■ **WORK REQUEST**
Pull every line containing "Ctrl" from the entries.

(Element data from apps and pages)

★ ★ ★

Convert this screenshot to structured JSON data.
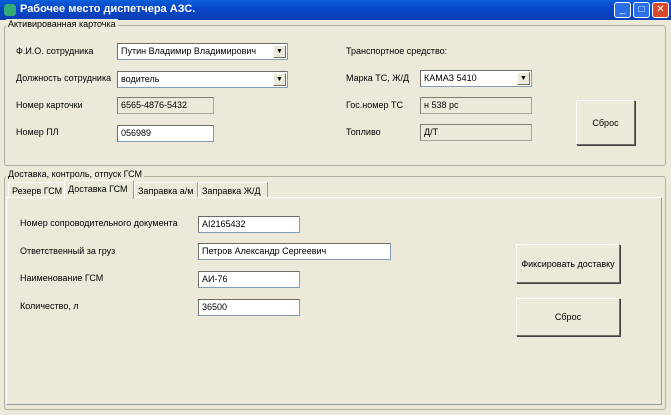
{
  "window": {
    "title": "Рабочее место диспетчера АЗС.",
    "min": "_",
    "max": "□",
    "close": "✕"
  },
  "card": {
    "group_label": "Активированная карточка",
    "fio_label": "Ф.И.О. сотрудника",
    "fio_value": "Путин Владимир Владимирович",
    "position_label": "Должность сотрудника",
    "position_value": "водитель",
    "card_no_label": "Номер карточки",
    "card_no_value": "6565-4876-5432",
    "pl_label": "Номер ПЛ",
    "pl_value": "056989",
    "vehicle_heading": "Транспортное средство:",
    "brand_label": "Марка ТС, Ж/Д",
    "brand_value": "КАМАЗ 5410",
    "plate_label": "Гос.номер ТС",
    "plate_value": "н 538 рс",
    "fuel_label": "Топливо",
    "fuel_value": "Д/Т",
    "reset_label": "Сброс",
    "arrow": "▼"
  },
  "delivery": {
    "group_label": "Доставка, контроль, отпуск ГСМ",
    "tabs": [
      "Резерв ГСМ",
      "Доставка ГСМ",
      "Заправка а/м",
      "Заправка Ж/Д"
    ],
    "doc_label": "Номер сопроводительного документа",
    "doc_value": "AI2165432",
    "resp_label": "Ответственный за груз",
    "resp_value": "Петров Александр Сергеевич",
    "gsm_label": "Наименование ГСМ",
    "gsm_value": "АИ-76",
    "qty_label": "Количество, л",
    "qty_value": "36500",
    "fix_label": "Фиксировать доставку",
    "reset_label": "Сброс"
  }
}
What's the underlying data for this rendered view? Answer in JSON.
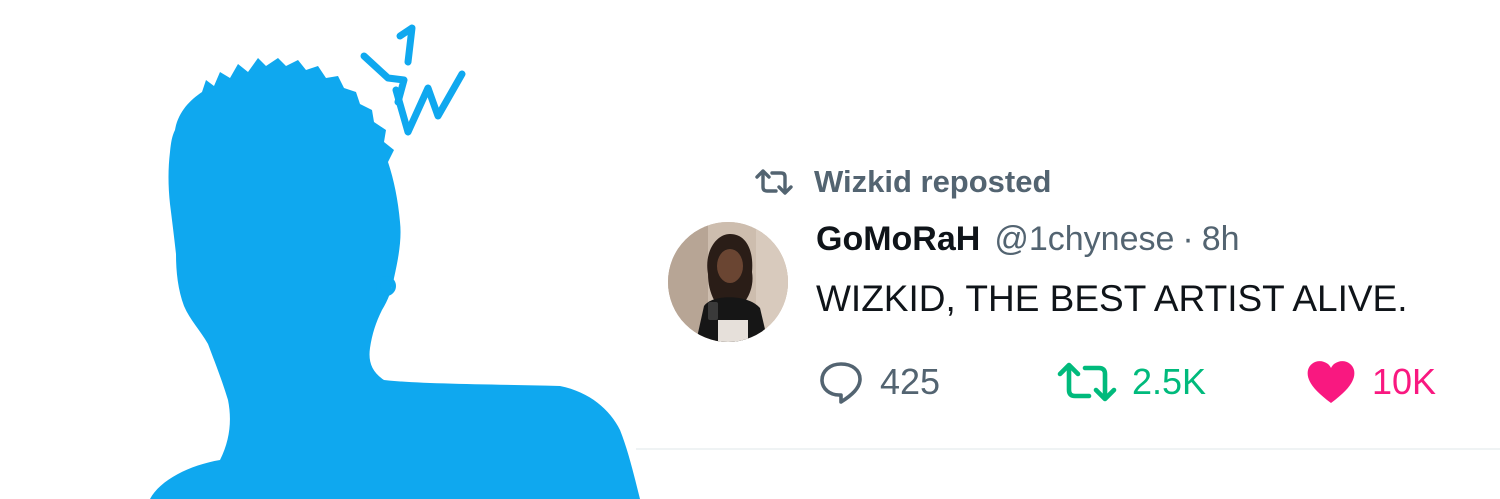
{
  "header": {
    "reposted_by": "Wizkid reposted",
    "repost_icon": "repost-icon"
  },
  "tweet": {
    "avatar": "user-avatar-photo",
    "display_name": "GoMoRaH",
    "handle": "@1chynese",
    "separator": "·",
    "time": "8h",
    "text": "WIZKID, THE BEST ARTIST ALIVE."
  },
  "actions": {
    "reply": {
      "icon": "reply-icon",
      "count": "425",
      "color": "#536471"
    },
    "retweet": {
      "icon": "retweet-icon",
      "count": "2.5K",
      "color": "#00ba7c"
    },
    "like": {
      "icon": "heart-icon",
      "count": "10K",
      "color": "#f91880"
    }
  },
  "colors": {
    "silhouette": "#0fa8ef",
    "text_primary": "#0f1419",
    "text_secondary": "#536471"
  }
}
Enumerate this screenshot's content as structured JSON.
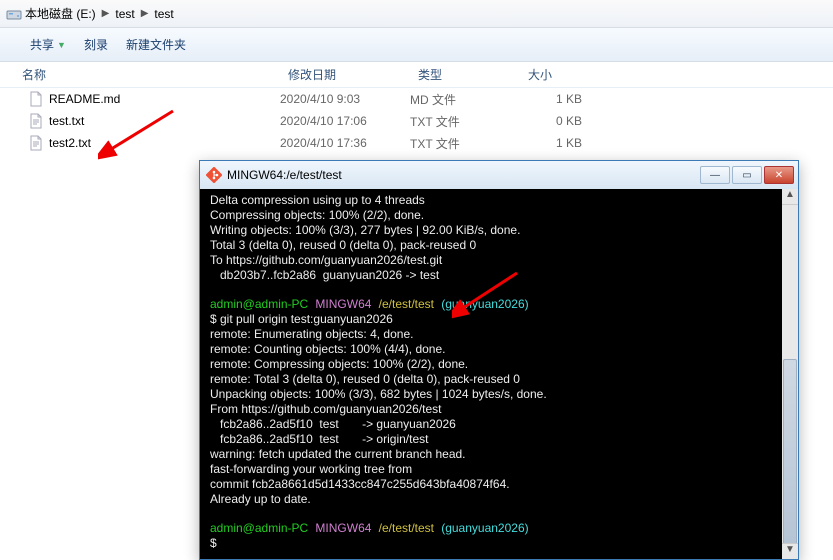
{
  "address": {
    "drive": "本地磁盘 (E:)",
    "seg1": "test",
    "seg2": "test"
  },
  "toolbar": {
    "share": "共享",
    "burn": "刻录",
    "newfolder": "新建文件夹"
  },
  "columns": {
    "name": "名称",
    "date": "修改日期",
    "type": "类型",
    "size": "大小"
  },
  "files": [
    {
      "name": "README.md",
      "date": "2020/4/10 9:03",
      "type": "MD 文件",
      "size": "1 KB"
    },
    {
      "name": "test.txt",
      "date": "2020/4/10 17:06",
      "type": "TXT 文件",
      "size": "0 KB"
    },
    {
      "name": "test2.txt",
      "date": "2020/4/10 17:36",
      "type": "TXT 文件",
      "size": "1 KB"
    }
  ],
  "terminal": {
    "title": "MINGW64:/e/test/test",
    "lines": {
      "l1": "Delta compression using up to 4 threads",
      "l2": "Compressing objects: 100% (2/2), done.",
      "l3": "Writing objects: 100% (3/3), 277 bytes | 92.00 KiB/s, done.",
      "l4": "Total 3 (delta 0), reused 0 (delta 0), pack-reused 0",
      "l5": "To https://github.com/guanyuan2026/test.git",
      "l6": "   db203b7..fcb2a86  guanyuan2026 -> test",
      "p1user": "admin@admin-PC",
      "p1host": "MINGW64",
      "p1path": "/e/test/test",
      "p1branch": "(guanyuan2026)",
      "cmd": "$ git pull origin test:guanyuan2026",
      "r1": "remote: Enumerating objects: 4, done.",
      "r2": "remote: Counting objects: 100% (4/4), done.",
      "r3": "remote: Compressing objects: 100% (2/2), done.",
      "r4": "remote: Total 3 (delta 0), reused 0 (delta 0), pack-reused 0",
      "r5": "Unpacking objects: 100% (3/3), 682 bytes | 1024 bytes/s, done.",
      "r6": "From https://github.com/guanyuan2026/test",
      "r7": "   fcb2a86..2ad5f10  test       -> guanyuan2026",
      "r8": "   fcb2a86..2ad5f10  test       -> origin/test",
      "r9": "warning: fetch updated the current branch head.",
      "r10": "fast-forwarding your working tree from",
      "r11": "commit fcb2a8661d5d1433cc847c255d643bfa40874f64.",
      "r12": "Already up to date.",
      "p2user": "admin@admin-PC",
      "p2host": "MINGW64",
      "p2path": "/e/test/test",
      "p2branch": "(guanyuan2026)",
      "dollar": "$"
    }
  }
}
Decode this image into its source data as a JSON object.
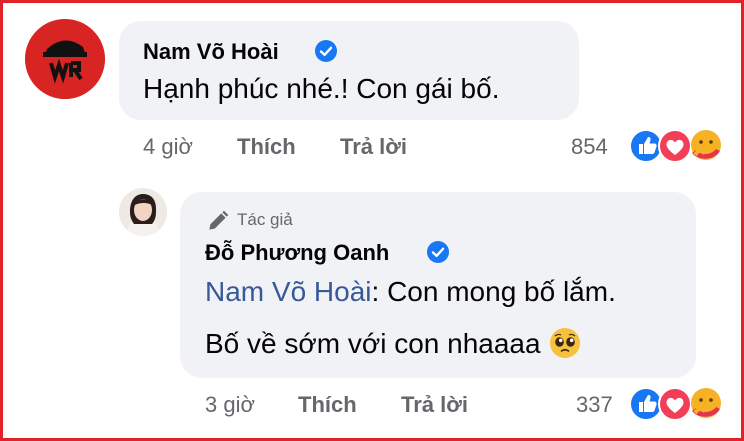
{
  "top_comment": {
    "author": "Nam Võ Hoài",
    "text": "Hạnh phúc nhé.! Con gái bố.",
    "time": "4 giờ",
    "like_label": "Thích",
    "reply_label": "Trả lời",
    "reaction_count": "854"
  },
  "reply": {
    "badge": "Tác giả",
    "author": "Đỗ Phương Oanh",
    "mention": "Nam Võ Hoài",
    "text_line1": ": Con mong bố lắm.",
    "text_line2": "Bố về sớm với con nhaaaa",
    "time": "3 giờ",
    "like_label": "Thích",
    "reply_label": "Trả lời",
    "reaction_count": "337"
  },
  "colors": {
    "frame": "#e0232a",
    "bubble": "#f0f2f5",
    "meta": "#65676b",
    "mention": "#385898",
    "verified": "#1877f2",
    "like": "#1877f2",
    "love": "#f33e58",
    "care": "#f7b125"
  },
  "icons": [
    "verified-badge-icon",
    "pen-icon",
    "pleading-face-emoji",
    "like-reaction-icon",
    "love-reaction-icon",
    "care-reaction-icon"
  ]
}
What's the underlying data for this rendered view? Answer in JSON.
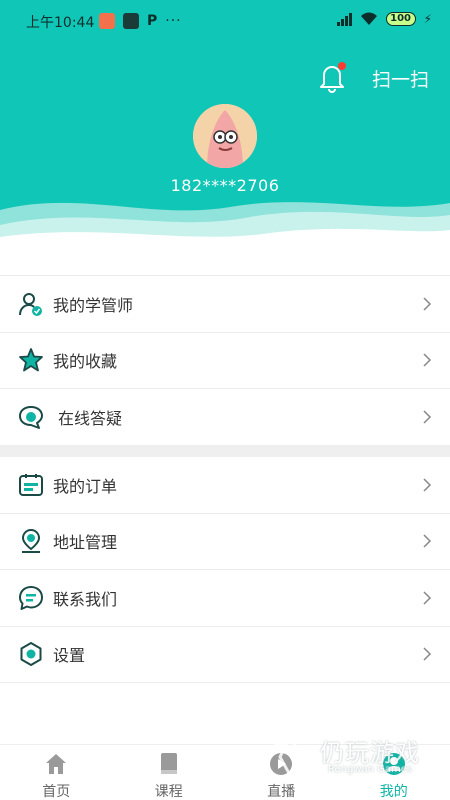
{
  "status_bar": {
    "time": "上午10:44",
    "app_badge": "P",
    "more": "···",
    "battery": "100"
  },
  "header": {
    "scan_label": "扫一扫",
    "phone": "182****2706",
    "colors": {
      "primary": "#10c6b6",
      "notification_dot": "#ff3b30"
    }
  },
  "menu": {
    "group1": [
      {
        "label": "我的学管师",
        "icon": "person-check-icon"
      },
      {
        "label": "我的收藏",
        "icon": "star-icon"
      },
      {
        "label": "在线答疑",
        "icon": "chat-bubble-icon"
      }
    ],
    "group2": [
      {
        "label": "我的订单",
        "icon": "calendar-list-icon"
      },
      {
        "label": "地址管理",
        "icon": "location-pin-icon"
      },
      {
        "label": "联系我们",
        "icon": "message-icon"
      },
      {
        "label": "设置",
        "icon": "gear-icon"
      }
    ]
  },
  "tabbar": {
    "tabs": [
      {
        "label": "首页",
        "icon": "home-icon",
        "active": false
      },
      {
        "label": "课程",
        "icon": "book-icon",
        "active": false
      },
      {
        "label": "直播",
        "icon": "play-icon",
        "active": false
      },
      {
        "label": "我的",
        "icon": "profile-icon",
        "active": true
      }
    ]
  },
  "watermark": {
    "title": "仍玩游戏",
    "subtitle": "Rengwan Games"
  }
}
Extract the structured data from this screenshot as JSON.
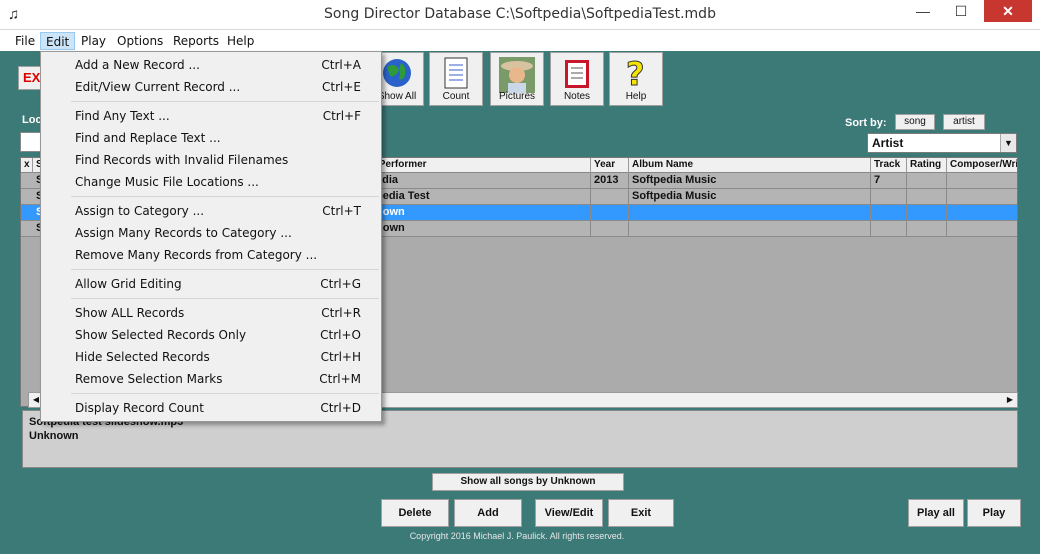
{
  "window": {
    "title": "Song Director Database  C:\\Softpedia\\SoftpediaTest.mdb",
    "minimize": "—",
    "maximize": "☐",
    "close": "✕"
  },
  "menubar": [
    "File",
    "Edit",
    "Play",
    "Options",
    "Reports",
    "Help"
  ],
  "toolbar": {
    "exit_label": "EXI",
    "buttons": [
      {
        "label": "Show All",
        "icon": "globe-icon"
      },
      {
        "label": "Count",
        "icon": "notepad-icon"
      },
      {
        "label": "Pictures",
        "icon": "photo-icon"
      },
      {
        "label": "Notes",
        "icon": "notebook-icon"
      },
      {
        "label": "Help",
        "icon": "question-icon"
      }
    ]
  },
  "locate_label": "Loc",
  "sort": {
    "label": "Sort by:",
    "song_button": "song",
    "artist_button": "artist",
    "selected": "Artist"
  },
  "grid": {
    "headers": [
      "x",
      "S",
      "/Performer",
      "Year",
      "Album Name",
      "Track",
      "Rating",
      "Composer/Wri"
    ],
    "rows": [
      {
        "c1": "S",
        "performer": "edia",
        "year": "2013",
        "album": "Softpedia Music",
        "track": "7",
        "rating": "",
        "composer": ""
      },
      {
        "c1": "S",
        "performer": "pedia Test",
        "year": "",
        "album": "Softpedia Music",
        "track": "",
        "rating": "",
        "composer": ""
      },
      {
        "c1": "S",
        "performer": "nown",
        "year": "",
        "album": "",
        "track": "",
        "rating": "",
        "composer": ""
      },
      {
        "c1": "S",
        "performer": "nown",
        "year": "",
        "album": "",
        "track": "",
        "rating": "",
        "composer": ""
      }
    ]
  },
  "info": {
    "line1": "Softpedia test slideshow.mp3",
    "line2": "Unknown"
  },
  "buttons": {
    "show_all_by": "Show all songs by Unknown",
    "delete": "Delete",
    "add": "Add",
    "view_edit": "View/Edit",
    "exit": "Exit",
    "play_all": "Play all",
    "play": "Play"
  },
  "copyright": "Copyright 2016 Michael J. Paulick.  All rights reserved.",
  "edit_menu": [
    {
      "label": "Add a New Record ...",
      "shortcut": "Ctrl+A"
    },
    {
      "label": "Edit/View Current Record ...",
      "shortcut": "Ctrl+E"
    },
    {
      "label": "Find Any Text ...",
      "shortcut": "Ctrl+F"
    },
    {
      "label": "Find and Replace Text ...",
      "shortcut": ""
    },
    {
      "label": "Find Records with Invalid Filenames",
      "shortcut": ""
    },
    {
      "label": "Change Music File Locations ...",
      "shortcut": ""
    },
    {
      "label": "Assign to Category ...",
      "shortcut": "Ctrl+T"
    },
    {
      "label": "Assign Many Records to Category ...",
      "shortcut": ""
    },
    {
      "label": "Remove Many Records from Category ...",
      "shortcut": ""
    },
    {
      "label": "Allow Grid Editing",
      "shortcut": "Ctrl+G"
    },
    {
      "label": "Show ALL Records",
      "shortcut": "Ctrl+R"
    },
    {
      "label": "Show Selected Records Only",
      "shortcut": "Ctrl+O"
    },
    {
      "label": "Hide Selected Records",
      "shortcut": "Ctrl+H"
    },
    {
      "label": "Remove Selection Marks",
      "shortcut": "Ctrl+M"
    },
    {
      "label": "Display Record Count",
      "shortcut": "Ctrl+D"
    }
  ]
}
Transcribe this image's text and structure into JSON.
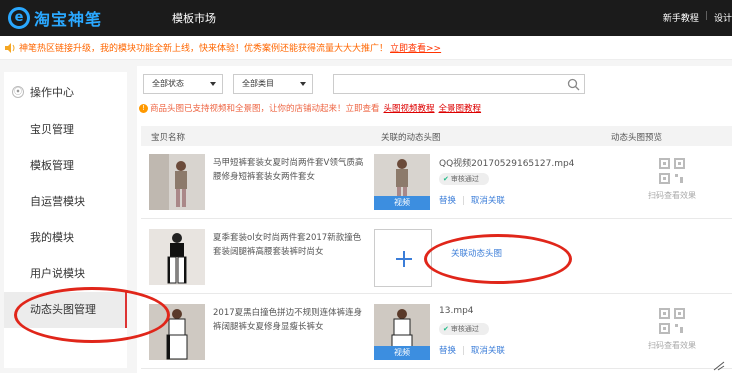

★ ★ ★

■ **WRITTEN REPLY**
      "shortcut": "Ctrl+A"
      "shortcut": "Ctrl+E"
      "shortcut": "Ctrl+F"
      "shortcut": "Ctrl+T"
      "shortcut": "Ctrl+G"
      "shortcut": "Ctrl+R"
      "shortcut": "Ctrl+O"
      "shortcut": "Ctrl+H"
      "shortcut": "Ctrl+M"
      "shortcut": "Ctrl+D"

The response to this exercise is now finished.